§ **Dataset excerpts**:
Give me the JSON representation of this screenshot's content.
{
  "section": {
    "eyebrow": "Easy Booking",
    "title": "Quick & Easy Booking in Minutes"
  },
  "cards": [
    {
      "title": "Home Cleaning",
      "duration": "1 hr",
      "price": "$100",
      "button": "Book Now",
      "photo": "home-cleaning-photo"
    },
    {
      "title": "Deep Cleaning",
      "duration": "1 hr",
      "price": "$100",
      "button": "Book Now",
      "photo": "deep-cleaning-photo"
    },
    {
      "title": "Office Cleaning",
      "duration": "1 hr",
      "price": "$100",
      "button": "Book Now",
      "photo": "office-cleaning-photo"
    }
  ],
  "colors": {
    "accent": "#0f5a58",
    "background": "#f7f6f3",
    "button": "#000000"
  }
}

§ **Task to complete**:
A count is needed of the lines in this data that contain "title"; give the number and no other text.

§ **Result of this exercise**:
4